_WHAT IS REQUIRED_
Retype the whole listing below exactly, keeping every picture out of it.

_DATA IN THIS EXERCISE_
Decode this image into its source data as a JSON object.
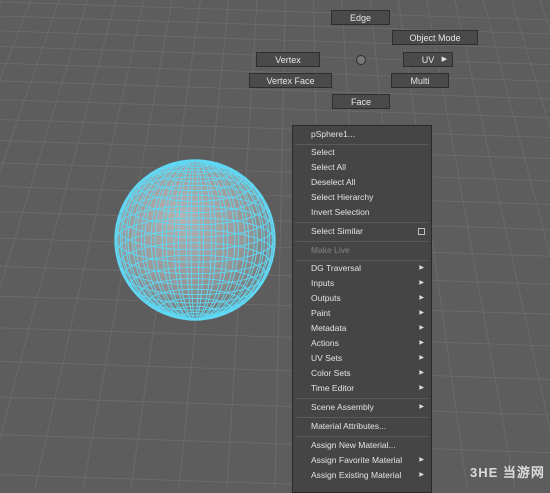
{
  "marking_menu": {
    "edge": "Edge",
    "object_mode": "Object Mode",
    "vertex": "Vertex",
    "uv": "UV",
    "vertex_face": "Vertex Face",
    "multi": "Multi",
    "face": "Face"
  },
  "context_menu": {
    "header": "pSphere1...",
    "select": "Select",
    "select_all": "Select All",
    "deselect_all": "Deselect All",
    "select_hierarchy": "Select Hierarchy",
    "invert_selection": "Invert Selection",
    "select_similar": "Select Similar",
    "make_live": "Make Live",
    "dg_traversal": "DG Traversal",
    "inputs": "Inputs",
    "outputs": "Outputs",
    "paint": "Paint",
    "metadata": "Metadata",
    "actions": "Actions",
    "uv_sets": "UV Sets",
    "color_sets": "Color Sets",
    "time_editor": "Time Editor",
    "scene_assembly": "Scene Assembly",
    "material_attributes": "Material Attributes...",
    "assign_new_material": "Assign New Material...",
    "assign_favorite_material": "Assign Favorite Material",
    "assign_existing_material": "Assign Existing Material"
  },
  "watermark": "3HE 当游网",
  "colors": {
    "viewport": "#5d5d5d",
    "wireframe": "#5fd9f5",
    "menu_bg": "#454545"
  },
  "icons": {
    "submenu": "submenu-arrow-icon",
    "option_box": "option-box-icon"
  }
}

_FINAL ANSWER_
Decode this image into its source data as a JSON object.
{
  "marking_menu": {
    "edge": "Edge",
    "object_mode": "Object Mode",
    "vertex": "Vertex",
    "uv": "UV",
    "vertex_face": "Vertex Face",
    "multi": "Multi",
    "face": "Face"
  },
  "context_menu": {
    "header": "pSphere1...",
    "select": "Select",
    "select_all": "Select All",
    "deselect_all": "Deselect All",
    "select_hierarchy": "Select Hierarchy",
    "invert_selection": "Invert Selection",
    "select_similar": "Select Similar",
    "make_live": "Make Live",
    "dg_traversal": "DG Traversal",
    "inputs": "Inputs",
    "outputs": "Outputs",
    "paint": "Paint",
    "metadata": "Metadata",
    "actions": "Actions",
    "uv_sets": "UV Sets",
    "color_sets": "Color Sets",
    "time_editor": "Time Editor",
    "scene_assembly": "Scene Assembly",
    "material_attributes": "Material Attributes...",
    "assign_new_material": "Assign New Material...",
    "assign_favorite_material": "Assign Favorite Material",
    "assign_existing_material": "Assign Existing Material"
  },
  "watermark": "3HE 当游网",
  "colors": {
    "viewport": "#5d5d5d",
    "wireframe": "#5fd9f5",
    "menu_bg": "#454545"
  },
  "icons": {
    "submenu": "submenu-arrow-icon",
    "option_box": "option-box-icon"
  }
}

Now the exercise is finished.